Eleri wanted to take what she learnt at A Levels in Business Studies further but had no interest in going to a bricks and mortar university. A childhood injury prevented her from certain activities and meant she would regularly need to attend hospital. The OU kept coming up on her searches for alternatives and friends of her father had also done degrees with the OU - even at this early stage the advice she received was really good.
Eleri received a grant and help towards learning materials and travel to the tutorials without which she would not have been able to go. Studying has helped Eleri to grow as a person and she claims that getting her degree has improved her employability and given her confidence.
I did A Level Business Studies, History and Biology at school, and was particularly interested in taking business studies further, but going to a bricks and mortar university didn't interest me and I have regular treatment for a childhood shoulder injury which means going to and from hospital.
The cost of going to university also put me off, so I looked into alternatives. The Open University kept coming up on searches and it turned out that two of my father's friends had done degrees with the OU.
My experience of the OU at this early stage was a good one and the advice I got was really good. I knew what course I wanted to do, Business Studies, and knew exactly what I would be getting even before the first books arrived.

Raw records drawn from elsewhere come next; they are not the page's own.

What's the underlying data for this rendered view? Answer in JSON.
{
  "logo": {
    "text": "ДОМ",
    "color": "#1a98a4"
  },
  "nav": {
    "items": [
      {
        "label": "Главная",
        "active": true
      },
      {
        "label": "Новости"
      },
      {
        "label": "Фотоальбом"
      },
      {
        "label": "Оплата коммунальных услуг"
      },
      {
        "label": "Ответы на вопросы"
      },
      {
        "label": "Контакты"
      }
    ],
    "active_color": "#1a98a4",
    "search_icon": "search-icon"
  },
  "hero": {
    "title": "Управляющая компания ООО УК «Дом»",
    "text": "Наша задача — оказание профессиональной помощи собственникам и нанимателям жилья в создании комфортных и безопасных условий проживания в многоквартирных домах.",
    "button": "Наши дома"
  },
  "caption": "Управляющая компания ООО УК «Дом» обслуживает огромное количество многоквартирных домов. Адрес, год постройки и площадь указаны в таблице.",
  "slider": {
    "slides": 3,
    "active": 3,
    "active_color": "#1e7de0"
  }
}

For the first year of study from 2009, I wasn't working, my injury prevented me from work that involved lifting books and moving files around. But I was studying three courses at once and that helped me when I did get a part time job in the HR department of a housing association.
Doing an OU degree certainly helped me get that job as a criteria for the role was being able to work in a team and on your own, and I was already juggling many tasks with my different courses.
When I joined the chief executive was also studying with the OU and knew the commitment that required. Working and studying can be challenging but being organised helped, and if I knew I was working when assignments were due I made sure I got them in on time or before.
Almost straight away I was able to use what I was studying in my job, I would be reading something at home and thinking 'that would be useful' at work. The more I studied the better marks I was getting and the more things I could input at work. I found that what you learn today you can feed into your job tomorrow and this helps you in any role, and helps your employer. I have now been promoted to officer level. I have grown as a person and studying for and getting my degree has improved my employability and given me confidence. In my job, I can't be a shy type when I am dealing with staff and clients.
In fact in 2009 when I started studying, I wouldn't have recognised the person I have now become. I was a quiet person who wouldn't even go to tutorials. But my tutor encouraged me to go along and I went to all of them I could, and I enjoyed them. Where I had been worried that if someone disagreed with something that you said your point must be wrong - but I learned that it was only about voicing different opinions.
My level of income qualified me for a grant and yearly help towards materials, paper, ink and travel to Cardiff, which is quite a long way away, for tutorials. Without the grants I would not be able to do it and I want to repay that investment in me. I have studied, got a degree and can see I have potential, I am not unemployed, I show that in the job I have today that I am not a drain on society. I also try and give back to the OU by helping the next students with advice where I can via the web forums.
Graduation day at the Millennium Centre in Cardiff was surreal, but to be honest afterwards I felt a bit lost actually. Before then I had finished a course and the next one was always waiting to start. Then after the last one - I didn't have anything to do!
When you start learning with the OU you can't stop, I didn't realise that when I started!